(Adds Bennett statement)
JERUSALEM, June 29 (Reuters) – Israel was headed on Wednesday toward its fifth election in less than four years, plunging it deeper into political uncertainty as it grapples with rising living costs amid renewed international efforts to revive a nuclear deal with Iran.
Prime Minister Naftali Bennett announced he would not run in the upcoming election but would retain his position as alternate prime minister after his coalition partner Yair Lapid takes over as head of the interim government.
“I leave behind a thriving, strong and secure country,” he told reporters on Wednesday. “We proved this year that people with very different opinions can work together,” he added, referring to his ideologically diverse coalition.

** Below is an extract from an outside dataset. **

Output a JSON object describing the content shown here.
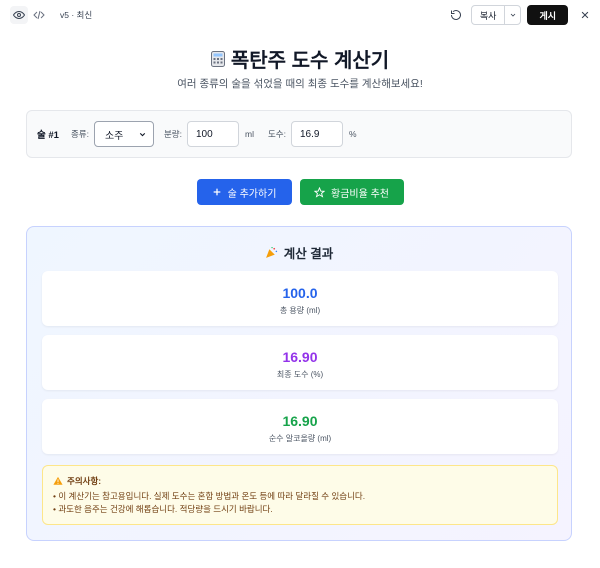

Last week, Bennett moved to dissolve parliament after infighting made his ruling coalition no longer tenable. The Knesset set a deadline for midnight on Wednesday for a final vote to dissolve.
Once the calling of a snap election gets the Knesset’s final approval, Israel’s centre-left foreign minister, Yair Lapid, will take over from Bennett as prime minister of a caretaker government with limited powers.
But even with lawmakers grappling over the exact election date, either Oct. 25 or Nov. 1, the campaign has already become dominated by the possible comeback of former prime minister Benjamin Netanyahu.
Lapid and Bennett ended Netanyahu’s record 12-year reign a year ago by forming a rare alliance of rightists, liberals and Arab parties, which lasted longer than many expected but faltered in recent weeks amid infighting.
Netanyahu, now opposition leader, has been delighted by the end of what he has called the worst government in Israel’s history. He hopes to win a sixth term in office despite being on trial for corruption on charges he denies.
Surveys have shown his right-wing Likud party leading the polls but still short of a governing majority despite support of allied religious and nationalist parties.
Lawmakers from the pro-Netanyahu bloc have said they were working to form a new government before parliament dissolves. That scenario, which appears remote, would scupper an early election. (Reporting by Maayan Lubell and Henriette Chacar; Editing by Robert Birsel and Aurora Ellis)